-- WORK REQUEST --
Below are some records; find each line that carries the word "eval" and copy it.

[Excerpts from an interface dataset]
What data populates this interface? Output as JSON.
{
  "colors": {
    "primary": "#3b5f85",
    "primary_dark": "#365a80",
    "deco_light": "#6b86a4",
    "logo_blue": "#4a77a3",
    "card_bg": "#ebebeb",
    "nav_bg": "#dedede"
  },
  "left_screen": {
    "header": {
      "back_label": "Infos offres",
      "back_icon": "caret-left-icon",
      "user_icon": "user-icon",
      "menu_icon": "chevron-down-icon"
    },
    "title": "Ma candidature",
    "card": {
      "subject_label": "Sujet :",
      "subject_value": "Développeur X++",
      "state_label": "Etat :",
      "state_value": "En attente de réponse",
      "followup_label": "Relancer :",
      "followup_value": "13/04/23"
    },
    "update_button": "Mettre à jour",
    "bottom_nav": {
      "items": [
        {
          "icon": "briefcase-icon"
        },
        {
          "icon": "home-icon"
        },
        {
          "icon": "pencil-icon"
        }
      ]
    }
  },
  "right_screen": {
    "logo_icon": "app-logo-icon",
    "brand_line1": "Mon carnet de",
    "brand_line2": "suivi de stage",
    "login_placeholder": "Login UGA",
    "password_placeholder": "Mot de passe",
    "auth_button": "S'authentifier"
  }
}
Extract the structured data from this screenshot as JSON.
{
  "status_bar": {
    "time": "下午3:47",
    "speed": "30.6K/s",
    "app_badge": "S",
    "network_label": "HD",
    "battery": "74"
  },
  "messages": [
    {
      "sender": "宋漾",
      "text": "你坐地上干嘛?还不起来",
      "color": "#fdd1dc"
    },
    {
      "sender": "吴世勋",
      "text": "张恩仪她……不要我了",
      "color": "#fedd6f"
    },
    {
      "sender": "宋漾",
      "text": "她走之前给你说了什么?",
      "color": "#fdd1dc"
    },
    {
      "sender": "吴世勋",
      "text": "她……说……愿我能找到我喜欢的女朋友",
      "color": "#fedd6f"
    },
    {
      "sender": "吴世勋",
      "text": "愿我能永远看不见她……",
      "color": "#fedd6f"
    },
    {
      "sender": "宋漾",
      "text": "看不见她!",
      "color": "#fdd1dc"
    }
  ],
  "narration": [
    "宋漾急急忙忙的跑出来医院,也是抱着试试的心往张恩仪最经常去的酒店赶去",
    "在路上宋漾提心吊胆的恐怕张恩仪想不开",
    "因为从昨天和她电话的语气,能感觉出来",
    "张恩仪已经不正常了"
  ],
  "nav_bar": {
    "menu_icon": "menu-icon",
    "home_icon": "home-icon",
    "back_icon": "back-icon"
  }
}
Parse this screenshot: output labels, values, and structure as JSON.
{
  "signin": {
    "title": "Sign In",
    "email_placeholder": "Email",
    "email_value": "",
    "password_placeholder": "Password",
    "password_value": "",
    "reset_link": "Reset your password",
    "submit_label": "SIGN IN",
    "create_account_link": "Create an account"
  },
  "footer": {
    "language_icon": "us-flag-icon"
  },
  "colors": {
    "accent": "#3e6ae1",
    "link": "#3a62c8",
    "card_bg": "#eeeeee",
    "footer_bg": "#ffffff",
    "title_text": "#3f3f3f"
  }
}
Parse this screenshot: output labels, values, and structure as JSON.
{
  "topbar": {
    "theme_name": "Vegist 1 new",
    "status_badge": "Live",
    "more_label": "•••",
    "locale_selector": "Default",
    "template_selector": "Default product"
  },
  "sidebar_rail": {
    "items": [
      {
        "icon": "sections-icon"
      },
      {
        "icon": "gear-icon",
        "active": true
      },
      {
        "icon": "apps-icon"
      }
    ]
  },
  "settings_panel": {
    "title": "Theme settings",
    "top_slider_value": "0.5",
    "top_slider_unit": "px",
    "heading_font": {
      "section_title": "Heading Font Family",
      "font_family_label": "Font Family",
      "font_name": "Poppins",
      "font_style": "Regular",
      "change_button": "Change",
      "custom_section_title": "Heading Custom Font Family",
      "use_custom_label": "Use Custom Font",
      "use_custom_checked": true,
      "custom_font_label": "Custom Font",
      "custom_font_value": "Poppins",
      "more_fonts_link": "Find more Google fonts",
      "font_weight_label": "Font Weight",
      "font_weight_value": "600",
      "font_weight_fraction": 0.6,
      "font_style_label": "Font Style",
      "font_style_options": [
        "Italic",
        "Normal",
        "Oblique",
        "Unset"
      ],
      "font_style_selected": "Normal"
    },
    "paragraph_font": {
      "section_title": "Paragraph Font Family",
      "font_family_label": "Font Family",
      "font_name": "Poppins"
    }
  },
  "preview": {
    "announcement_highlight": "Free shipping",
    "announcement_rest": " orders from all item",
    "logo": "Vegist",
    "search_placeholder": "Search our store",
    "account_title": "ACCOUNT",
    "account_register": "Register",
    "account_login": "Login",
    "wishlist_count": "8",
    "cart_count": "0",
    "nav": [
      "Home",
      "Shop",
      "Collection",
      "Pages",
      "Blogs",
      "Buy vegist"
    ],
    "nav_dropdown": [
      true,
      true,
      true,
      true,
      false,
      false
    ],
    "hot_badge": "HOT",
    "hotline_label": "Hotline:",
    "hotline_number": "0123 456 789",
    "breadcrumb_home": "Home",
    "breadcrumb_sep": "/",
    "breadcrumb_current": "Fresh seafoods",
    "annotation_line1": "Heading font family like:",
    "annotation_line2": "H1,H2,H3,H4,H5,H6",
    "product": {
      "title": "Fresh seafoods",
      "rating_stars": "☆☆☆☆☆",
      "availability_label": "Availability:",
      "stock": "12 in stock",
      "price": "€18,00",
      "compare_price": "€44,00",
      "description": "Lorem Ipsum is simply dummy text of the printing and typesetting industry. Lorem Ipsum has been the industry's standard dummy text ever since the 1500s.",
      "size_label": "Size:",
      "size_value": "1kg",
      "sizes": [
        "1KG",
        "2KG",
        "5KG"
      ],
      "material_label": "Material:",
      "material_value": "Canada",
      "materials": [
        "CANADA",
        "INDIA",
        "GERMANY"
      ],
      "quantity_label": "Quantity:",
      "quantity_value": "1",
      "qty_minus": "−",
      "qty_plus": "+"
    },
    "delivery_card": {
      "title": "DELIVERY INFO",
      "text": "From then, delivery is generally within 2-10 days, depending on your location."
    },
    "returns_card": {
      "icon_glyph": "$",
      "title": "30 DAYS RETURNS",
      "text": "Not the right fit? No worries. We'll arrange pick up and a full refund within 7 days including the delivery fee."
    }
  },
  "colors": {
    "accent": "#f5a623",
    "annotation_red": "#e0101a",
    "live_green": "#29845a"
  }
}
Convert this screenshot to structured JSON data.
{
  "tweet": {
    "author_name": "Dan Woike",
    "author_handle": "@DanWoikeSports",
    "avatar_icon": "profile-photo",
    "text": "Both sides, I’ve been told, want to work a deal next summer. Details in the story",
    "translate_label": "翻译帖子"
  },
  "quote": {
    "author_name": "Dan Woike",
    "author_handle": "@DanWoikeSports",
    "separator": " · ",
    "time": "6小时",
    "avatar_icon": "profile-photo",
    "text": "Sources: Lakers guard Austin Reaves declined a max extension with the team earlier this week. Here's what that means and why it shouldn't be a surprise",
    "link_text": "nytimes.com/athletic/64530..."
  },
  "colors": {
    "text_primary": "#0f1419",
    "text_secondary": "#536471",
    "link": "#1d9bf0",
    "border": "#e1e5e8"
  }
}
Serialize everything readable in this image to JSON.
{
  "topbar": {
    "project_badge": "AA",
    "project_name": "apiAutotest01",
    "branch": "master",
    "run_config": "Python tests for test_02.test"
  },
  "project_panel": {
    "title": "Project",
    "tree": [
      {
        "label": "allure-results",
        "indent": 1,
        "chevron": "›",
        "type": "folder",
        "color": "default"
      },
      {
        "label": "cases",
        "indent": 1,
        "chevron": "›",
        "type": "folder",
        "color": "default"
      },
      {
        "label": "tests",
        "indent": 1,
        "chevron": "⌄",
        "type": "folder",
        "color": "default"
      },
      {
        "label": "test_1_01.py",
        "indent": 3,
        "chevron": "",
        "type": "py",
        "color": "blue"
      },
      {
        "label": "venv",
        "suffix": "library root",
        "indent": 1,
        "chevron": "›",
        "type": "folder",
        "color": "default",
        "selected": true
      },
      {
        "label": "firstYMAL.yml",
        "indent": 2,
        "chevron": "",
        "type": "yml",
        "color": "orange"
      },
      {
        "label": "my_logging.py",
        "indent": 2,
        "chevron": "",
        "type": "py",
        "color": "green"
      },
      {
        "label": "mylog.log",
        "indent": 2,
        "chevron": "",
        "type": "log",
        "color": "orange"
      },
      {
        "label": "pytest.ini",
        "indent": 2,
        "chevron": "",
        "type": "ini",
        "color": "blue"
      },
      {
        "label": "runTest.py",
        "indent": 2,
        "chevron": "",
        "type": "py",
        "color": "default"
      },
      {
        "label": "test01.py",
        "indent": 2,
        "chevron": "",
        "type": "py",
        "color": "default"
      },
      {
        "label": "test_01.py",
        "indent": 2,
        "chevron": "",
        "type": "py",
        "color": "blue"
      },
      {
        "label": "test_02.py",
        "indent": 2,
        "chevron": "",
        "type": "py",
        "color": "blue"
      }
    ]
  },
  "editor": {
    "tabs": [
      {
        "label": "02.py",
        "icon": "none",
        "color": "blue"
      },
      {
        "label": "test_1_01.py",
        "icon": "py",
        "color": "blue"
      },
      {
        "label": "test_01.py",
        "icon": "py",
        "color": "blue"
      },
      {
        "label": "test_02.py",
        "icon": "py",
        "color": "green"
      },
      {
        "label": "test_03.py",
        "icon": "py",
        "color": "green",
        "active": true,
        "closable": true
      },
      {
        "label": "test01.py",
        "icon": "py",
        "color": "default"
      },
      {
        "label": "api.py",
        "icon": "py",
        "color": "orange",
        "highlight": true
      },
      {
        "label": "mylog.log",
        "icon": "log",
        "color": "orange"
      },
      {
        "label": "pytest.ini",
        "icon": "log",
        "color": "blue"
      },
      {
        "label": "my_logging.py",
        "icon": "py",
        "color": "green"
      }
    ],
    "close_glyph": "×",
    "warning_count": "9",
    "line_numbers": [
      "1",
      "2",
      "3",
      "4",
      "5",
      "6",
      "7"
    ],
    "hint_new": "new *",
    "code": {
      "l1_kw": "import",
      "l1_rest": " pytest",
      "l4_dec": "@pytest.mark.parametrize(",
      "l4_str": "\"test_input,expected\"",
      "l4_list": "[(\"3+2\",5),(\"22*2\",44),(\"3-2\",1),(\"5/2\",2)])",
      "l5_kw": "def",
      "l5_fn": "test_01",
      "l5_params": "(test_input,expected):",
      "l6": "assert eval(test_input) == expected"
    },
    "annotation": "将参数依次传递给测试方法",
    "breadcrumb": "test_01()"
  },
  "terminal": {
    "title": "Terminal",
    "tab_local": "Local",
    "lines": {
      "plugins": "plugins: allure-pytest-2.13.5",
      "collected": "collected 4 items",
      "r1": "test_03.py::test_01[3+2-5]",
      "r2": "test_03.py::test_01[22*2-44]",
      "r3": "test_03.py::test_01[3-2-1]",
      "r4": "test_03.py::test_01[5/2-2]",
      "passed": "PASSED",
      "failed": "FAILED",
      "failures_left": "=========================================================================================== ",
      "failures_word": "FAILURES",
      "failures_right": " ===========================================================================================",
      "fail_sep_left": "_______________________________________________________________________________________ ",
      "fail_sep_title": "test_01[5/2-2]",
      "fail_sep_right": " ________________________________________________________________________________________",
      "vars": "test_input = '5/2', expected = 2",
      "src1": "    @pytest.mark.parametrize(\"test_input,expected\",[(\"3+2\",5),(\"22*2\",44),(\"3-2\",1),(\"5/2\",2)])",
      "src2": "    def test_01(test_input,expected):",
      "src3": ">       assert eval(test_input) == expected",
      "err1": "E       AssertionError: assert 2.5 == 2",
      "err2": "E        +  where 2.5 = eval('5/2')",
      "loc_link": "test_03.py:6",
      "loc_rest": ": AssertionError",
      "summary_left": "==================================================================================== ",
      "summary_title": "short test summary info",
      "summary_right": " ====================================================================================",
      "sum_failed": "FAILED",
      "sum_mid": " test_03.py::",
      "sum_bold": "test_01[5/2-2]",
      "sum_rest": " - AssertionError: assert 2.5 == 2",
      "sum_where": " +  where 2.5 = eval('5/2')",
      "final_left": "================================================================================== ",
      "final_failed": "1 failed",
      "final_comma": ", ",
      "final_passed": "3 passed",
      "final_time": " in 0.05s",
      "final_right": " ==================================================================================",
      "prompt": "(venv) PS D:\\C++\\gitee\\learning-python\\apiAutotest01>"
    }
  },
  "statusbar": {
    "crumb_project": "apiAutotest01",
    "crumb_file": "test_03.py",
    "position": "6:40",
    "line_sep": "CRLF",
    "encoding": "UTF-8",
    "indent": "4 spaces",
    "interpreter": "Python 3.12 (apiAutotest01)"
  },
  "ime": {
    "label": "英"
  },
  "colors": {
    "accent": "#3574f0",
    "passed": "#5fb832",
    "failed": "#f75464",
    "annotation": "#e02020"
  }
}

-- RESPONSE TO THE EXERCISE --
      "l6": "assert eval(test_input) == expected"
      "src3": ">       assert eval(test_input) == expected",
      "err2": "E        +  where 2.5 = eval('5/2')",
      "sum_where": " +  where 2.5 = eval('5/2')",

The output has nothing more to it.